* Task statement:
Among the entries below, tally each line containing "glyph"; respond with the total only.

* Source records:
○ ○ ○ ○ ○ ○ ○
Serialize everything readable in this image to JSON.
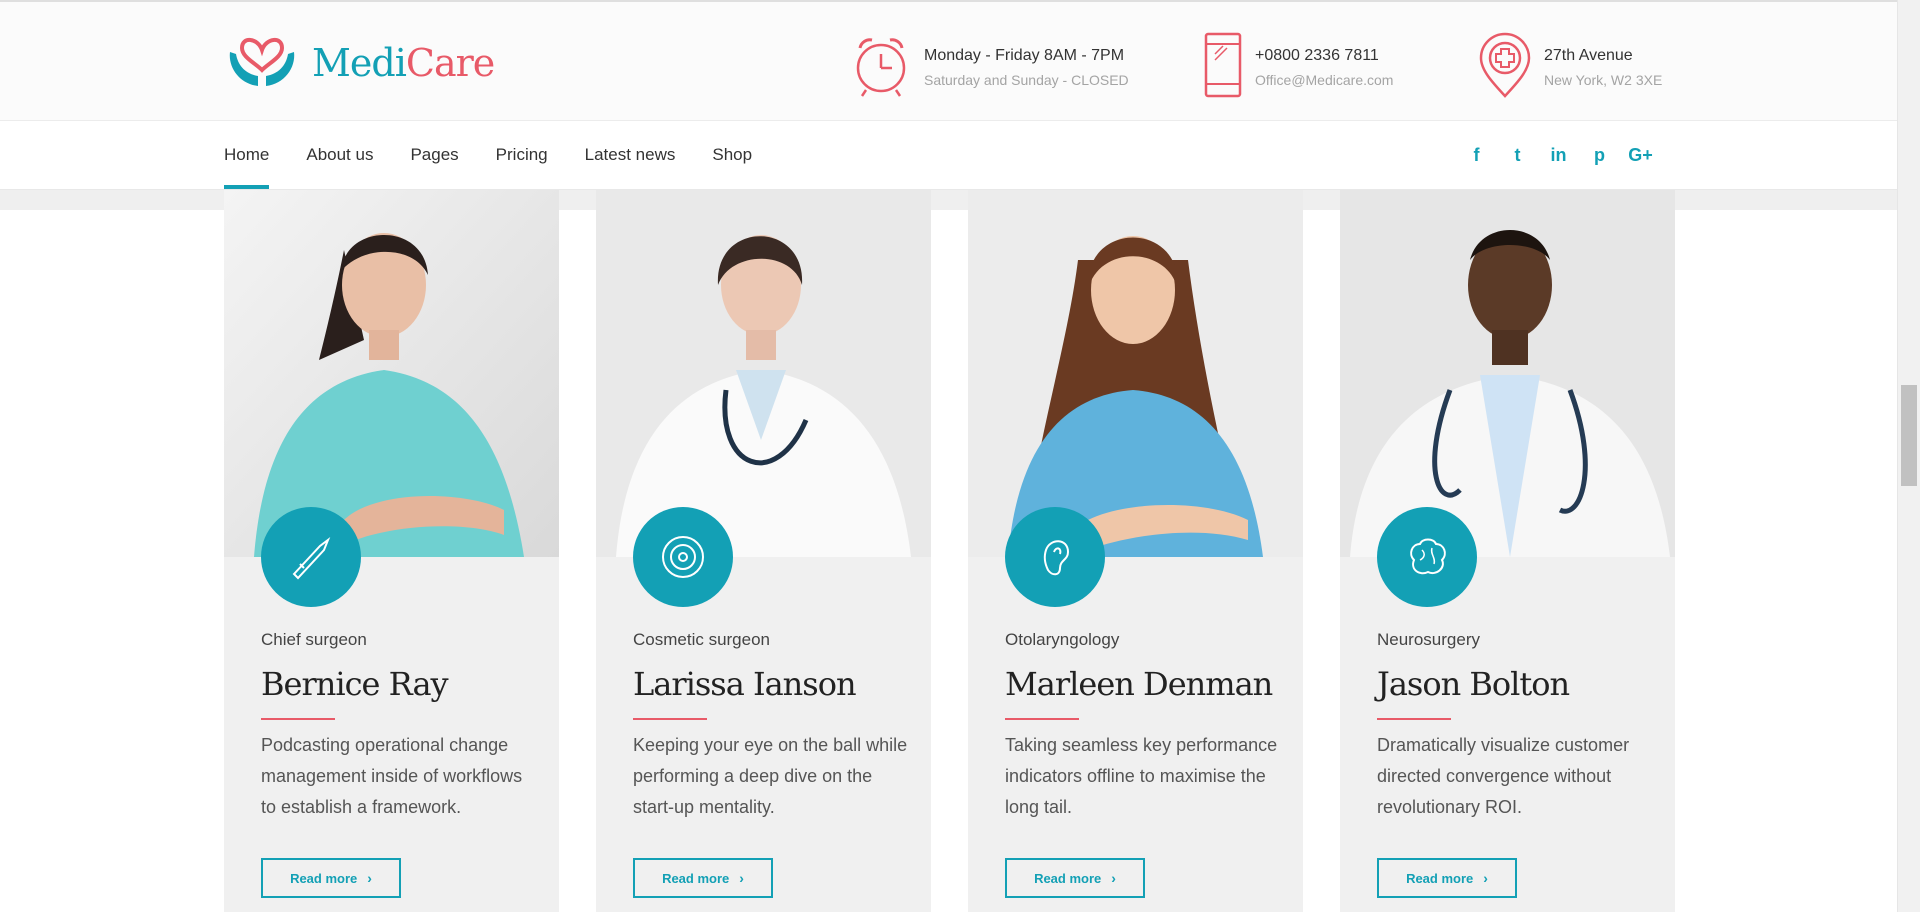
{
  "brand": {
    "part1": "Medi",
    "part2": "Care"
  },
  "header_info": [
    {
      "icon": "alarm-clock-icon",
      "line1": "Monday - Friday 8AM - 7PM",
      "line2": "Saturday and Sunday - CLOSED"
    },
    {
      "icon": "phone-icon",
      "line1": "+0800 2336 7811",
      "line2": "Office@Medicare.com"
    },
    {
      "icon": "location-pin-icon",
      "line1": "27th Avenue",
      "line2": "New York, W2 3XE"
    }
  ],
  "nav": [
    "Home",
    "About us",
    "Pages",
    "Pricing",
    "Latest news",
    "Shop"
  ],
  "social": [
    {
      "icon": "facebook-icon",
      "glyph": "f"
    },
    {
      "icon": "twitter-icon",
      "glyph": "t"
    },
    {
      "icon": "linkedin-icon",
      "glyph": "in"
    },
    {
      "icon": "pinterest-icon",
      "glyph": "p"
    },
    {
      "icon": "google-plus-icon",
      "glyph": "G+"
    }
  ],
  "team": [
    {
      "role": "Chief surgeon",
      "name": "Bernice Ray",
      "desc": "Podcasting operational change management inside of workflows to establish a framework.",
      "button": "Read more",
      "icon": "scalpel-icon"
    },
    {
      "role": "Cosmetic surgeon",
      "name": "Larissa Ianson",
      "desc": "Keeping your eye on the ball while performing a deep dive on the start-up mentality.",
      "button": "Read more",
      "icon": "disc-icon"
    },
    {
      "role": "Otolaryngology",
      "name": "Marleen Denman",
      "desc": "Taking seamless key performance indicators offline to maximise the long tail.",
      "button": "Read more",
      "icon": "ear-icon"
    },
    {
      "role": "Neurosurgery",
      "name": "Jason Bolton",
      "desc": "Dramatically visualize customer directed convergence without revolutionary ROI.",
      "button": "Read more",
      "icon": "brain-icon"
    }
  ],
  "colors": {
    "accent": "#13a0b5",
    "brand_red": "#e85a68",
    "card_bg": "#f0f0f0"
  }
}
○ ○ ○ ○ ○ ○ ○
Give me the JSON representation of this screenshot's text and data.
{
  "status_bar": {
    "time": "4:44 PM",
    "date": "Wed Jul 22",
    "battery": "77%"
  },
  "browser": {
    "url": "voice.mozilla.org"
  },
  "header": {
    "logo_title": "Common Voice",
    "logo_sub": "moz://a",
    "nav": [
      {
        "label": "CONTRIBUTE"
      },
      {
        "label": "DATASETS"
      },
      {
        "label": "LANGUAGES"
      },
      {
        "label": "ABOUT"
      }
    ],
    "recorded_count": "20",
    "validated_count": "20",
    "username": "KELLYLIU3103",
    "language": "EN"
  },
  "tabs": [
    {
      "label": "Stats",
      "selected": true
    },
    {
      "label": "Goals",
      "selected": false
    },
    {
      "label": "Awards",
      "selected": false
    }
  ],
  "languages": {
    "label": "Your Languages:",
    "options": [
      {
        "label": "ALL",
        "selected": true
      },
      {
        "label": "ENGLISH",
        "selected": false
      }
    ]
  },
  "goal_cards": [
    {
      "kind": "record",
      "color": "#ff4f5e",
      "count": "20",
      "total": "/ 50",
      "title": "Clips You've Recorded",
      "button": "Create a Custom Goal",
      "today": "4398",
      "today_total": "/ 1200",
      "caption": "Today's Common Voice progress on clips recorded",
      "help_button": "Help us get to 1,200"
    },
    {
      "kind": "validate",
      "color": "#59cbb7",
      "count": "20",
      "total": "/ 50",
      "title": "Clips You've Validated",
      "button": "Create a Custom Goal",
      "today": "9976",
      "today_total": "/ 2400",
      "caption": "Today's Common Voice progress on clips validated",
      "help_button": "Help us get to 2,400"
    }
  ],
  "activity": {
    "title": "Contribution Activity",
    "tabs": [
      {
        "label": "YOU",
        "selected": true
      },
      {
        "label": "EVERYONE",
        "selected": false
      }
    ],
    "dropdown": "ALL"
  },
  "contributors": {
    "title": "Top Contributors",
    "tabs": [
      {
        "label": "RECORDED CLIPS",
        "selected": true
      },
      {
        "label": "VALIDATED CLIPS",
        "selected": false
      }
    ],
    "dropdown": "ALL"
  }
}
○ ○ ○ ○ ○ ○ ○
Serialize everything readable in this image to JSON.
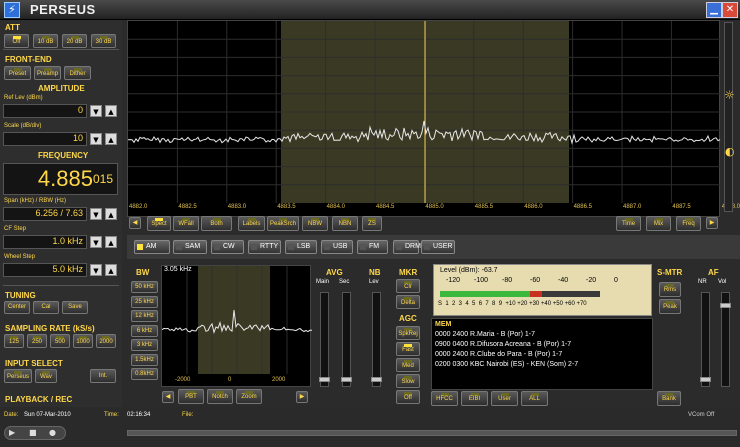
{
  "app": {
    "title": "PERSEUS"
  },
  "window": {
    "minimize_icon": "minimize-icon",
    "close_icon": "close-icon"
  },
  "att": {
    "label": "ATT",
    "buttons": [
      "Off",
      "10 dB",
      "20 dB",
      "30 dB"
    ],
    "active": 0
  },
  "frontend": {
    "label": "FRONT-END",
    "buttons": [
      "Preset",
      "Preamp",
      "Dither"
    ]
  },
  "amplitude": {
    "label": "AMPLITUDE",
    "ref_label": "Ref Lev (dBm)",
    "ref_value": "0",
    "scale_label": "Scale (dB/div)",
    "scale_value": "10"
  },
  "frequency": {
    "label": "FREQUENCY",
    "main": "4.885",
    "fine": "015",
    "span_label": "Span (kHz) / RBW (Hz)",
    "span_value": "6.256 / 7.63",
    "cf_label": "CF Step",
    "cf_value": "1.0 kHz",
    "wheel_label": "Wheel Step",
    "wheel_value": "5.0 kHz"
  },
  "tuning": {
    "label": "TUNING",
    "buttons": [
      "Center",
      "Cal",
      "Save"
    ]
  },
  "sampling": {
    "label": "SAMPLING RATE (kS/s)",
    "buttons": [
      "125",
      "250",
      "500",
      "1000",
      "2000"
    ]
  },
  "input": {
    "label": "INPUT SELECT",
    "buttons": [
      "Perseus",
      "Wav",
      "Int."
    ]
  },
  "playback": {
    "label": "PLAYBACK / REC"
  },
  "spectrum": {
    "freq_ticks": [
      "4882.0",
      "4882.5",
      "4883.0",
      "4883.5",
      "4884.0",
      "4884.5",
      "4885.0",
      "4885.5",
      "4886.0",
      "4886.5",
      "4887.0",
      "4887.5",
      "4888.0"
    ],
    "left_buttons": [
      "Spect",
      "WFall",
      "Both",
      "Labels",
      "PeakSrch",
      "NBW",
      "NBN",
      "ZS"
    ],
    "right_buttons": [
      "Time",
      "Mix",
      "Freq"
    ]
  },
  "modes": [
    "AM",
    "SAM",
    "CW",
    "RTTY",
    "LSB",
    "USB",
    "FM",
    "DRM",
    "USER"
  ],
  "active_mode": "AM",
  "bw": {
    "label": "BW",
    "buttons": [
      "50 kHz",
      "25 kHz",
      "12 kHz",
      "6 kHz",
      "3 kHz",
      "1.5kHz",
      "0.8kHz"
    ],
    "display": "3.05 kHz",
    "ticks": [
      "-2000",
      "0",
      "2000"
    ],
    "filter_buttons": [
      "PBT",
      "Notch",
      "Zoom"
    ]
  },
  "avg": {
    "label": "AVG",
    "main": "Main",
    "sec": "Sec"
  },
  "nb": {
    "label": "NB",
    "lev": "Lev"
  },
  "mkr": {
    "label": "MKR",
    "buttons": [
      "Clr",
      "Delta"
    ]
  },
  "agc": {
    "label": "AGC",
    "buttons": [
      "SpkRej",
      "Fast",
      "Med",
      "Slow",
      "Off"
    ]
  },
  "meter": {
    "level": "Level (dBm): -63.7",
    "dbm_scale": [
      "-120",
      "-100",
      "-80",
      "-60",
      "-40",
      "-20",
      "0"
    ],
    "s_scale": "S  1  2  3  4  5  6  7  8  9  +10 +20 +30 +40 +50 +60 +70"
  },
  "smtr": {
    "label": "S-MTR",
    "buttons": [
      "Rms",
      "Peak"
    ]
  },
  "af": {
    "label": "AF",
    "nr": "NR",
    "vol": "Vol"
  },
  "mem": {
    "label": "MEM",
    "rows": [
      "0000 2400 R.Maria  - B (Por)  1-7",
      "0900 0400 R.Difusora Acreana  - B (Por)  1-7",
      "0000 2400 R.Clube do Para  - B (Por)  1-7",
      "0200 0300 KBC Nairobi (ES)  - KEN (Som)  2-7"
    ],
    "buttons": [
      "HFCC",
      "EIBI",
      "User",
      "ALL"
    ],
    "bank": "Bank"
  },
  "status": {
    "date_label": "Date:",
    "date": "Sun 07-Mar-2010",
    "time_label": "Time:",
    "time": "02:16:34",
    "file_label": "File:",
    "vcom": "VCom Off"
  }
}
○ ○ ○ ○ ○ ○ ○
* Output below:
5